I bought just five books that month.
Three were the result of a single visit to the Oxfam Shop:
Little House in the Big Woods by Laura Ingalls Wilder came home because I remembered Lisa writing very warmly about the author, and because when I opened it I was imediately smitten.
Storm Ahead by Monica Edwards was on the same shelf, it had a lovely cover, and so I picked it up to keep the other book company. I know that the author is much loved, I know my books is part of a series, and I hope that someone will be able to tell me if I can start in the middle.
The Piano on the Left Bank by T E Carhart caught my eye too, and I remembered that someone once told me that it was their favourite book set in Paris.
I went looking for two other books:
Moths by Ouida is on my Classics Club list and I’d planned to read an Open Library copy, but the quality of the scan was poor and so I went looking for a reasonably priced used copy. And I found one.
When I read The Young Pretenders by Edith Henrietta Fowler I knew that I would have to look for her other books, and when I spotted as signed copy of The Professor’s Children I couldn’t resist.
I was pleased with that month: I cherry-picked the books I saw on my travels and I bought home only the ones that I really, really wanted.
I backslid a little in May, partly because I still had my birthday book tokens and I decided to spend them before I forgot them. That was sensible, but I forgot to put my decisive head on and I spent rather more than I intended.
The British Library Crime Classics were heavily discounted, and so I picked four to join to the three I already own. I didn’t mean to start another collection, but I think I might have.
I read The Plantagents by Dan Jones on holiday, I wanted to follow that up with The Hollow Crown, so that one came home.
The book that I shouldn’t have picked up was Peking Picnic by Ann Bridge. I already have the book in a Virago edition but I picked up that Daunt Books edition and I should have put it down again. But I didn’t.
That was a lapse, but I have been reasonably restrained.
I bought just three books online.
I’ve been waiting for Honno to reprint Betsy Cadwaladyr: A Balaclava Nurse and I a delighted that I have a copy now.
“Elizabeth Davis – known in Wales as Betsy Cadwaladyr – was a ladies’ maid from Meirionnydd who travelled the world and gained fame as a nurse during the Crimean War. She was a dynamic character who broke free of the restrictions placed on women in Victorian times to lead a life of adventure. Journeying to many exotic parts of the globe, she came into contact with international events in the horrors of the field hospital at Balaclava, where she served under Florence Nightingale.”
Leadon Hill by Richmal Crompton has been on my list for a while and I noticed that it had fallen off the Greyladies list of books in print, so I looked to find a reasonably priced copy and when I did I snapped it up.
I was intrigued by The Shelf by Phyllis Rose when I read about the book and the project behind it.
“Can you have an Extreme Adventure in a library? Phyllis Rose casts herself into the wilds of an Upper East Side lending library in an effort to do just that. Hoping to explore the real ground of literature, she reads her way through a somewhat randomly chosen shelf of fiction.”

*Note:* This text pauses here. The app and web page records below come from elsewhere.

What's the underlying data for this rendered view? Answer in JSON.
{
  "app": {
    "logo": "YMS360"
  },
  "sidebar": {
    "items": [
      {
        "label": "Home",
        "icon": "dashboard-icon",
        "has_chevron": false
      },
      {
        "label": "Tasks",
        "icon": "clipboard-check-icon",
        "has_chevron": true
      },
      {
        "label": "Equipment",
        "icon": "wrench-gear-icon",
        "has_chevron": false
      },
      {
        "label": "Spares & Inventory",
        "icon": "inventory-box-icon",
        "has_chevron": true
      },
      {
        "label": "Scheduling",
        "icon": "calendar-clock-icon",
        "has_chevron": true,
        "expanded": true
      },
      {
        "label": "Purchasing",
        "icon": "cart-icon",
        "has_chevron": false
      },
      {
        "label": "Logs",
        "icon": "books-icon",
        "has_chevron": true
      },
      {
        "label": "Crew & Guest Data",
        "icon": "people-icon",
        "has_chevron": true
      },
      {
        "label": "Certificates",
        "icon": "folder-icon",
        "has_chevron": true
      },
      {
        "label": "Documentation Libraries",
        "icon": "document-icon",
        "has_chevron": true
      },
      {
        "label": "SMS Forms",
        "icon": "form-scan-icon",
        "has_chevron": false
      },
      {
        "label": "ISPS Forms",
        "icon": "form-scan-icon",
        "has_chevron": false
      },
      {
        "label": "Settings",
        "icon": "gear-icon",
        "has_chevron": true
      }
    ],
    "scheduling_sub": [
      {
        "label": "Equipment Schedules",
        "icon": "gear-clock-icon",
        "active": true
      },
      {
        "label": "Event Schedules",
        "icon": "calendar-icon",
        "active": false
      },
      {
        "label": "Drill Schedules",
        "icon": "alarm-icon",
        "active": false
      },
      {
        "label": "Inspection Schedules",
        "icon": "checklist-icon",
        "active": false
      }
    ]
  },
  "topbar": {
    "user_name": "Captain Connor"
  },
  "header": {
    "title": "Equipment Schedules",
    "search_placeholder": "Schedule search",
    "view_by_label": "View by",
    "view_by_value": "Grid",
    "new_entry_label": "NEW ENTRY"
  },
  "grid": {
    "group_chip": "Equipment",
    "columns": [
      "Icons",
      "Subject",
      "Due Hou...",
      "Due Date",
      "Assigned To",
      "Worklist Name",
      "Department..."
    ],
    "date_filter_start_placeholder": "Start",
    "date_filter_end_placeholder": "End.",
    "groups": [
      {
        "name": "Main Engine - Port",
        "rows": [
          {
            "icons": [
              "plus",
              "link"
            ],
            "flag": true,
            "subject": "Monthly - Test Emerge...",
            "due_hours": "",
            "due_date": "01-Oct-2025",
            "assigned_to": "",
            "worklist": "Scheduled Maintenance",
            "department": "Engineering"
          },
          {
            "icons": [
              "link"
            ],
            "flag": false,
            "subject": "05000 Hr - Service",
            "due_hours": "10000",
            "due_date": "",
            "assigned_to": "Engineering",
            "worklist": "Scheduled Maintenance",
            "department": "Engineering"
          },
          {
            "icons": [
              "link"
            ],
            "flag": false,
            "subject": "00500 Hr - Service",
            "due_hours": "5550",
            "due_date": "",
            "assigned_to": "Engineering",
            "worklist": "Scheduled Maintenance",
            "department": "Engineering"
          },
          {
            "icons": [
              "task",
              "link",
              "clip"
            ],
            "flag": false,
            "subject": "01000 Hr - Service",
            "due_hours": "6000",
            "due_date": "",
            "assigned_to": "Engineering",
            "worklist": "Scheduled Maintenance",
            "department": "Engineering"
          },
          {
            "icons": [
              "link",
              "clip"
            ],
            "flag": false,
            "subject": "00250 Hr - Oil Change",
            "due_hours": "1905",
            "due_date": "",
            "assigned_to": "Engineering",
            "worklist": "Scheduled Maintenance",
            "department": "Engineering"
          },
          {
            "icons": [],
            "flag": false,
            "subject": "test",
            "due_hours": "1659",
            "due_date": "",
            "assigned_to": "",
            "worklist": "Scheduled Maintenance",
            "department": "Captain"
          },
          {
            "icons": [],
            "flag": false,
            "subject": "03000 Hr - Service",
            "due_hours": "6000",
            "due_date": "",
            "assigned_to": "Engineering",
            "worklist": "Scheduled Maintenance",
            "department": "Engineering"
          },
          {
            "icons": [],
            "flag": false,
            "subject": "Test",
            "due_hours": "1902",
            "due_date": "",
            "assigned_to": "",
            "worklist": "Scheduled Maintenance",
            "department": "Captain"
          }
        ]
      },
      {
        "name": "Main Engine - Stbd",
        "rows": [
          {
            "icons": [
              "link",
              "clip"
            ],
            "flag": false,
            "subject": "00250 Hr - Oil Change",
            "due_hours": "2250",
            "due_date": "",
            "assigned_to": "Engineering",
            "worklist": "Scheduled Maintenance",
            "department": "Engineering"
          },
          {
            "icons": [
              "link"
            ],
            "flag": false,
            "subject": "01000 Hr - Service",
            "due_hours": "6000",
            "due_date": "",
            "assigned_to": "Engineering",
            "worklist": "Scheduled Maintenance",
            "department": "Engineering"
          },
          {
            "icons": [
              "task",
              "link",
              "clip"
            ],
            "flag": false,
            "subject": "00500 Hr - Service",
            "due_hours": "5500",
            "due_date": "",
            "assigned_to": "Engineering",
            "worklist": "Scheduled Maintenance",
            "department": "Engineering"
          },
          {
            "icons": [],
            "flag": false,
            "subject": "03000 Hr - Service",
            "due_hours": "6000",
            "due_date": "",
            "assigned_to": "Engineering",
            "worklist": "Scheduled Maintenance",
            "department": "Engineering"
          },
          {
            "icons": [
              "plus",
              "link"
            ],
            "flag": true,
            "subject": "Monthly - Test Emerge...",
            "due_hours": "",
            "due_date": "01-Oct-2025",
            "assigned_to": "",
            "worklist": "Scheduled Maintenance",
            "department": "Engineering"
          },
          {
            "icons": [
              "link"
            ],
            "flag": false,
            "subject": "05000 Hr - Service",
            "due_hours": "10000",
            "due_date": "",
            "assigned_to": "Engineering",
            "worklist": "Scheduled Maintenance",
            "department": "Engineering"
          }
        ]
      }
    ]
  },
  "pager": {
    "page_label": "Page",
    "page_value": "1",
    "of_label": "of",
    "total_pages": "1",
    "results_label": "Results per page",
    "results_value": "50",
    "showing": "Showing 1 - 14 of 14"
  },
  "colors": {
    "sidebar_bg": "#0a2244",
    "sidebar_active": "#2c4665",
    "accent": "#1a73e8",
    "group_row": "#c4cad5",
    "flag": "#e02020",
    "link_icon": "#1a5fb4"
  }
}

When Simon enthused about the book I checked the library catalogue, and when I didn’t find the book I ordered a copy.
And that was very nearly it for the month.
I went to the Morrab Library summer fete this morning and I came away with three books.
Dark Quartet by Lynne Reid Banks – her novelisation of the Bronte story – is another book I remember being recommended.
I was delighted to find another book by Francis Brett Young I don’t have: The House Under Water looks very, very good.
And I looked at a whole line of books by Howard Spring and I couldn’t remember which ones I had. I picked out the ones that were nice editions, I looked at them closely, and the only one that I didn’t recognise was Winds of the Day. Sadly when I got home I discovered that I did have a copy, but the one I bought today is a much better copy.
I won’t be going anywhere else where there are books for sale before the end of the month.
And I think I’m beginning to get the hang of this ‘only buying books to build my personal library’ thing; and the ‘only buying books I really want to read’ thing.
Now, tell me how are you doing with book buying?